During my thirty-five year teaching career, I had worked with thousands of students for whom I cared, but the student who impacted me more than any other was Robert. Although I had never taught Robert in my college preparatory reading class, I had observed him in his personalized reading class, in my role as the school’s Student Support Team Chairperson. I had, also, learned about Robert’s developmental history through talking with his mother and through analyzing his academic history in my role as SST Chair.
Robert was 18 years old when I first learned of his difficulties in school. I thought that it was amazing that Robert had lasted in school as long as he had without dropping out at age 16, considering his reading difficulty. I also thought that it was a testimony to his innate character that he had remained in school as long as he had. You see, Robert was able to read only on an elementary level. It was during his 11th grade year that he came to the attention of the Student Support Team. How can a student reach the eleventh grade and read no higher than an elementary grade level? Part of that answer is that he had failed many classes, as a result of his reading problem, yet he had kept trying and had passed just enough classes to keep going. He had learned to compensate for his reading problem. He enjoyed being with his classmates. People naturally liked Robert. The paraprofessional who worked directly with Robert had told me that he could not recall the words she had taught him from one day to the next, yet he was not a slow student, she had said. I interacted with Robert in her classroom and I, too, realized that Robert was not a slow student. But he did have a severe reading difficulty.
His eleventh grade year was a turning point for Robert. He was beginning to believe that he would never receive his high school diploma because of his reading problem, and he was, afterall, already 18 years old. I noticed that he had begun to miss more and more days of school. I talked with his mother. She told me that he had recently become involved with the wrong crowd, outside of school, when he missed school. She said, too, that when he was a young boy – about 8 years old – that he had been a very sweet and loving child.

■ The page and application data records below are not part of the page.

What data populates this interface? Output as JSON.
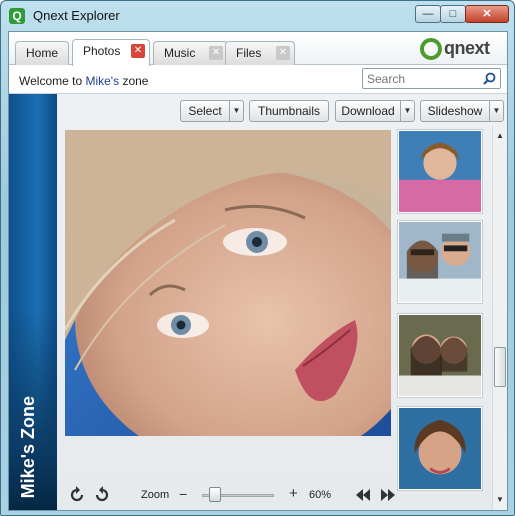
{
  "window": {
    "title": "Qnext Explorer",
    "app_icon": "Q",
    "minimize_glyph": "—",
    "maximize_glyph": "□",
    "close_glyph": "✕"
  },
  "tabs": [
    {
      "label": "Home",
      "active": false,
      "closable": false
    },
    {
      "label": "Photos",
      "active": true,
      "closable": true
    },
    {
      "label": "Music",
      "active": false,
      "closable": true
    },
    {
      "label": "Files",
      "active": false,
      "closable": true
    }
  ],
  "brand": {
    "text": "qnext",
    "color": "#4c9b2f"
  },
  "welcome": {
    "prefix": "Welcome to ",
    "user": "Mike's",
    "suffix": " zone"
  },
  "search": {
    "placeholder": "Search"
  },
  "toolbar": {
    "select_label": "Select",
    "thumbnails_label": "Thumbnails",
    "download_label": "Download",
    "slideshow_label": "Slideshow"
  },
  "side_banner": {
    "label": "Mike's Zone"
  },
  "zoom": {
    "label": "Zoom",
    "minus": "−",
    "plus": "+",
    "value_text": "60%",
    "value": 0.6
  },
  "colors": {
    "accent": "#1f3f8f",
    "close_active": "#d8453a",
    "banner": "#1c6fb3"
  }
}
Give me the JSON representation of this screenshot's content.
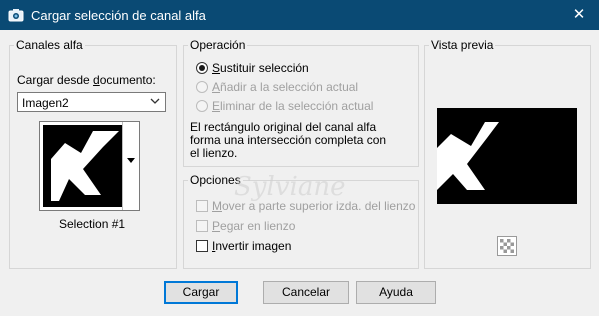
{
  "window": {
    "title": "Cargar selección de canal alfa",
    "close_glyph": "✕",
    "icon": "camera-icon"
  },
  "canales_alfa": {
    "group_label": "Canales alfa",
    "load_from_label_pre": "Cargar desde ",
    "load_from_label_u": "d",
    "load_from_label_post": "ocumento:",
    "document_value": "Imagen2",
    "selection_caption": "Selection #1"
  },
  "operacion": {
    "group_label": "Operación",
    "options": [
      {
        "u": "S",
        "rest": "ustituir selección",
        "checked": true,
        "enabled": true
      },
      {
        "u": "A",
        "rest": "ñadir a la selección actual",
        "checked": false,
        "enabled": false
      },
      {
        "u": "E",
        "rest": "liminar de la selección actual",
        "checked": false,
        "enabled": false
      }
    ],
    "info_lines": [
      "El rectángulo original del canal alfa",
      "forma una intersección completa con",
      "el lienzo."
    ]
  },
  "opciones": {
    "group_label": "Opciones",
    "items": [
      {
        "u": "M",
        "rest": "over a parte superior izda. del lienzo",
        "checked": false,
        "enabled": false
      },
      {
        "u": "P",
        "rest": "egar en lienzo",
        "checked": false,
        "enabled": false
      },
      {
        "u": "I",
        "rest": "nvertir imagen",
        "checked": false,
        "enabled": true
      }
    ]
  },
  "vista_previa": {
    "group_label": "Vista previa",
    "transparency_icon": "checkerboard-icon"
  },
  "buttons": {
    "ok": "Cargar",
    "cancel": "Cancelar",
    "help": "Ayuda"
  },
  "watermark": "Sylviane",
  "colors": {
    "titlebar": "#0a4a74",
    "dialog_bg": "#f0f0f0",
    "default_button_border": "#0078d7"
  }
}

I could still see that quality, deep inside of him, even at age 18, after years of failure in school, which would have made a lesser person feel jaded or bitter. I felt a strong maternal instinct for Robert and I was determined that he would not fail because I knew that in his core, Robert did not want to fail. He had had enough faith to remain in school until he was 18 years old, and his reading difficulty was not his fault. I knew that if we could get him tested that that test would more than likely document his problem, officially, and that he could receive the special help that he needed. When Robert had missed about five days straight, I sensed that he had decided to drop out of school. I called him at home and talked with him. He admitted to me that he recently had thought that it was futile to continue and that he was going to drop out of school. I begged him not to do that. I pleaded with him just to show up the next day and take that needed test – for me. I promised him that, if he would do that for me, I knew we could still help him to graduate. He promised me that he would make that last effort for me.
I believed that Robert would show up the next day for the test, but I also knew that that would be the last day he would come to the school as a student. I called the county office and asked to speak to the professional who administered individual diagnostic tests to students, but she could not be reached because she was testing in another school. I knew that I had to track her down THAT day. So I called her supervisor and told the supervisor the story. I told the supervisor that Robert HAD to be tested the next morning at my school. I said that making that happen would determine the difference in Robert’s life. I said that we would lose him forever, if he was not tested the next morning.
The next morning both Robert and the professional who tested students showed up at my school and Robert received the test battery. He did qualify for special help which he received. He stuck it out for another year and a half even though he was the oldest in his class. Robert walked down that aisle and received his high school diploma at age 20, almost 21. Robert had innate class. He had earned that diploma not only for the last year and half of his tenure in school, but for the previous twelve and a half years that he had stayed in school coping with a severe reading problem that he had had from birth and with which he would need to cope all of his life. But his determination and his desire to have a productive life had overcome his apprehensions, his embarrassments, and his deficiencies. After he graduated, he and I had a picture taken together. We were both smiling broadly because we knew that, together, we had made this day happen for him.
The last time I saw Robert was about a year before I retired from teaching. He had come by the school to see me, and he had brought his wife and two children with him. He had a job in a hospital. It was obvious that he very much loved his wife and children and that they were a happy and loving family unit. He wanted them all to greet me. His wife had been my student in my Advanced Reading class a few years earlier. I was so happy for Robert and so proud of what he was making of his life. I will never forget Robert. I had felt like a second mother to him and I think he knew that. I could not let Robert fail because Robert simply did not deserve to fail. He had given all that he had to give in school for so long, hoping – beyond hope – that he would somehow succeed. I have never been prouder of a student than I was of Robert. In a way, I loved Robert for his faith, and his hope, and for his courage.
Robert’s story reminds me of the words that St. Paul wrote in I Corinthians 13:8: “Love Never Fails.” I have always found that to be true.